On Wings of Hope, 9th March 2024

John Gibbons, our musical director, once again put together a magical sequence of pieces for this concert, this time matching the darker aspects of life with ones of hope and aspiration.

The evening opened with the energy of Stanford’s Magnificat lifting the building, the audience, and the choir. This was followed by the beautiful and intricate Mass for Double Choir by Frank Martin filling 9th Century Lady Chapel with swooping praise. After the intermission there was the haunting poem “Why?” by Emily Dickenson, set to music by John himself. Following this with George Lloyd’s setting of Psalm 130 “Out of the depths have I cried unto thee” was a poignant and deeply beautiful reminiscence of his experiences of surviving the sinking of his ship, the loss of comrades and the fragility of life. And then ending the concert we had the lovely “Lark Ascending” – a choral work of the original poem by George Meredith, which inspired Vaughan Williams and then re-arranged by Paul Drayton – the violin solo was played by our very own Jenny Wigram and as the last notes lifted into the rafters you could hear a pin drop in the Abbey. A superb evening.

Some Audience comments:

What a wonderful concert. Blown away by the arrangement of Lark Ascending, and we’re going to take a deeper dive into George Lloyd

A level music student Alexander was a little exercised that George Lloyd had written three symphonies by the age of 19!😂

Why?: very atmospheric. Re the concert: … truly wonderful concert. I really enjoyed it. You were all so good.

Details

A concert of hope and optimism with uplifting pieces of music from European composers spanning the 19th and 20th centuries, including Vaughan Williams’ The Lark Ascending, composed in 1914 and most commonly heard in the orchestral version with beautiful solo violin. Paul Drayton’s arrangement transcribes the orchestral accompaniment into an intricate vocal web using the words of the poem by George Meredith that were the inspiration for the original work. Regularly in the top three of the Classic FM ‘Hall of Fame’, the work is also used heavily in film and TV, even as accompaniment to a poignant moment in Coronation Street.  

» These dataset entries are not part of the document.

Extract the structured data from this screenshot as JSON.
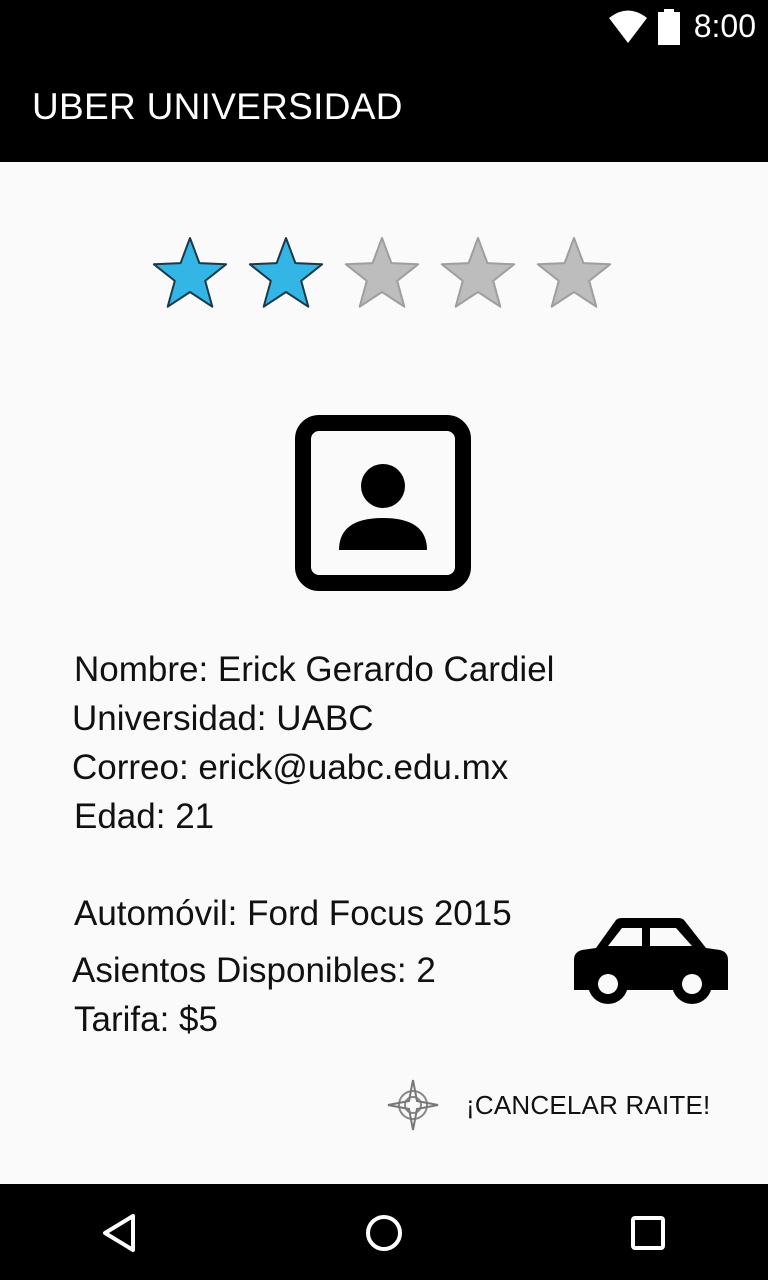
{
  "status_bar": {
    "time": "8:00"
  },
  "app_bar": {
    "title": "UBER UNIVERSIDAD"
  },
  "rating": {
    "value": 2,
    "max": 5,
    "filled_color": "#33b5e5",
    "empty_color": "#bdbdbd"
  },
  "profile": {
    "avatar_icon": "account-box-icon",
    "nombre": "Nombre: Erick Gerardo Cardiel",
    "universidad": "Universidad: UABC",
    "correo": "Correo: erick@uabc.edu.mx",
    "edad": "Edad: 21"
  },
  "vehicle": {
    "automovil": "Automóvil: Ford Focus 2015",
    "asientos": "Asientos Disponibles: 2",
    "tarifa": "Tarifa: $5",
    "icon": "car-icon"
  },
  "actions": {
    "cancel_label": "¡CANCELAR RAITE!",
    "cancel_icon": "compass-icon"
  },
  "nav": {
    "back": "back-icon",
    "home": "home-icon",
    "recents": "recents-icon"
  }
}
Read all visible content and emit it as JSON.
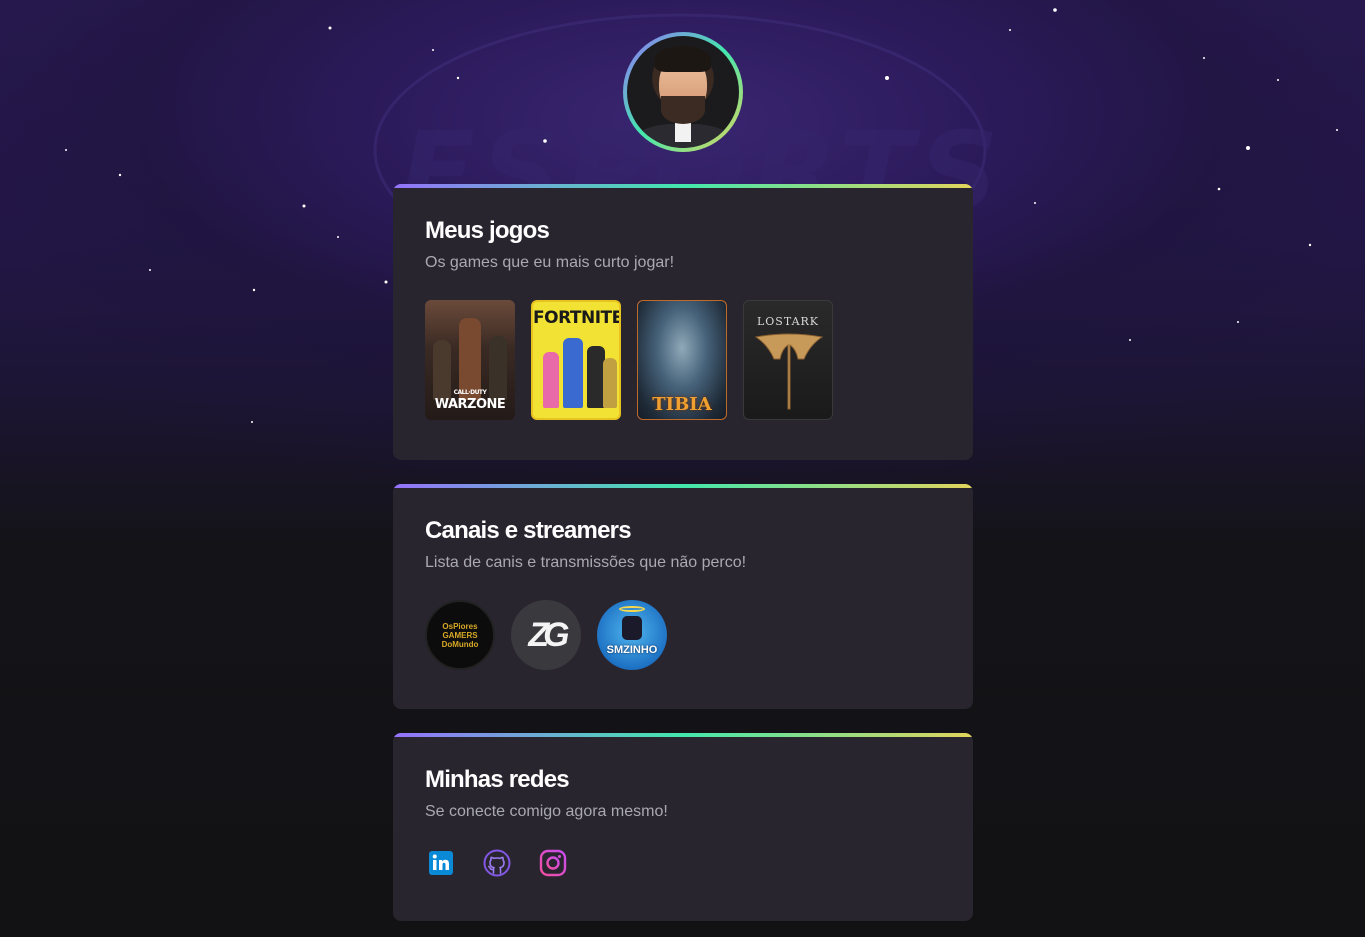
{
  "profile": {
    "avatar": "profile-photo"
  },
  "cards": {
    "games": {
      "title": "Meus jogos",
      "subtitle": "Os games que eu mais curto jogar!",
      "items": [
        {
          "name": "Call of Duty Warzone",
          "label": "WARZONE",
          "sub": "CALL·DUTY"
        },
        {
          "name": "Fortnite",
          "label": "FORTNITE"
        },
        {
          "name": "Tibia",
          "label": "TIBIA"
        },
        {
          "name": "Lost Ark",
          "label": "LOSTARK"
        }
      ]
    },
    "channels": {
      "title": "Canais e streamers",
      "subtitle": "Lista de canis e transmissões que não perco!",
      "items": [
        {
          "name": "Os Piores Gamers do Mundo",
          "label": "OsPiores GAMERS DoMundo"
        },
        {
          "name": "ZG",
          "label": "ZG"
        },
        {
          "name": "Smzinho",
          "label": "SMZINHO"
        }
      ]
    },
    "socials": {
      "title": "Minhas redes",
      "subtitle": "Se conecte comigo agora mesmo!",
      "items": [
        {
          "name": "linkedin",
          "icon": "linkedin-icon",
          "color": "#0a66c2"
        },
        {
          "name": "github",
          "icon": "github-icon",
          "color": "#8257e5"
        },
        {
          "name": "instagram",
          "icon": "instagram-icon",
          "color": "#e1306c"
        }
      ]
    }
  },
  "colors": {
    "background": "#121214",
    "card": "#29252f",
    "gradient": [
      "#9572fc",
      "#43e7ad",
      "#e2d45c"
    ],
    "title": "#ffffff",
    "subtitle": "#a9a9b2"
  }
}
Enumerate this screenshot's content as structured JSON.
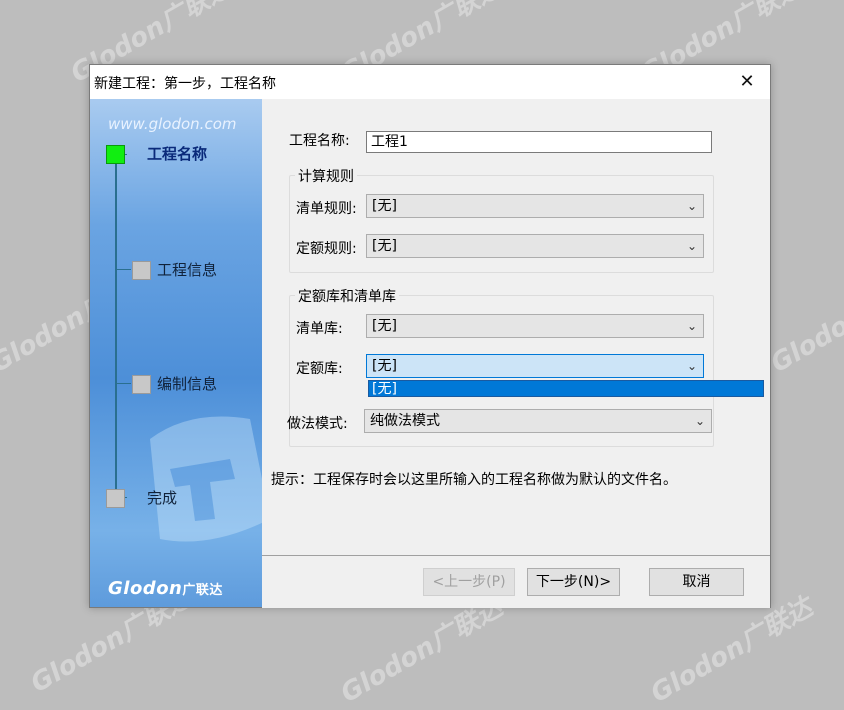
{
  "dialog": {
    "title": "新建工程：第一步，工程名称",
    "close_glyph": "✕"
  },
  "sidebar": {
    "url": "www.glodon.com",
    "steps": [
      {
        "label": "工程名称",
        "active": true
      },
      {
        "label": "工程信息",
        "active": false
      },
      {
        "label": "编制信息",
        "active": false
      },
      {
        "label": "完成",
        "active": false
      }
    ],
    "logo_text": "Glodon",
    "logo_cn": "广联达"
  },
  "form": {
    "project_name_label": "工程名称:",
    "project_name_value": "工程1",
    "calc_rules_group": "计算规则",
    "bill_rule_label": "清单规则:",
    "bill_rule_value": "[无]",
    "quota_rule_label": "定额规则:",
    "quota_rule_value": "[无]",
    "library_group": "定额库和清单库",
    "bill_lib_label": "清单库:",
    "bill_lib_value": "[无]",
    "quota_lib_label": "定额库:",
    "quota_lib_value": "[无]",
    "quota_lib_option": "[无]",
    "method_label": "做法模式:",
    "method_value": "纯做法模式",
    "hint": "提示：工程保存时会以这里所输入的工程名称做为默认的文件名。"
  },
  "buttons": {
    "prev": "<上一步(P)",
    "next": "下一步(N)>",
    "cancel": "取消"
  },
  "watermark": "Glodon广联达",
  "icons": {
    "dropdown": "chevron-down-icon"
  }
}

Swiss composer Frank Martin’s Mass for Double Choir, written in 1922, is one of the great masterpieces of unaccompanied choral music. Fervently religious, Martin initially considered it as a work just for himself and God and kept it in a drawer. Only in the 1960s was it premiered. 

In the 1930s George Lloyd was hailed, alongside Britten, as one of the great talents of the age. He nearly died during WWII as a Royal Marine on HMS Trinidad doing Arctic Convoys to Murmansk. His late setting of Psalm 130 ‘Out of the depths have I cried unto thee’ is a poignant and deeply beautiful reminiscence of his experiences of surviving the sinking of his ship, the loss of comrades and the fragility of life.  

The final piece is Stanford’s wonderful setting of the Magnificat, in Latin, for double choir. Known in Cathedrals for many arrangements of the Evening Canticles, this version is notable for its luxurious sound world, soaring melodies and rich harmonic textures. A glorious statement of hope and light in a world full of darkness. 

Vaughan Williams/Paul Drayton – The Lark Ascending
Frank Martin – Mass for double choir
Why – Emily Dickinson / John Gibbons
George Lloyd – Psalm 130
Stanford – Magnificat for double choir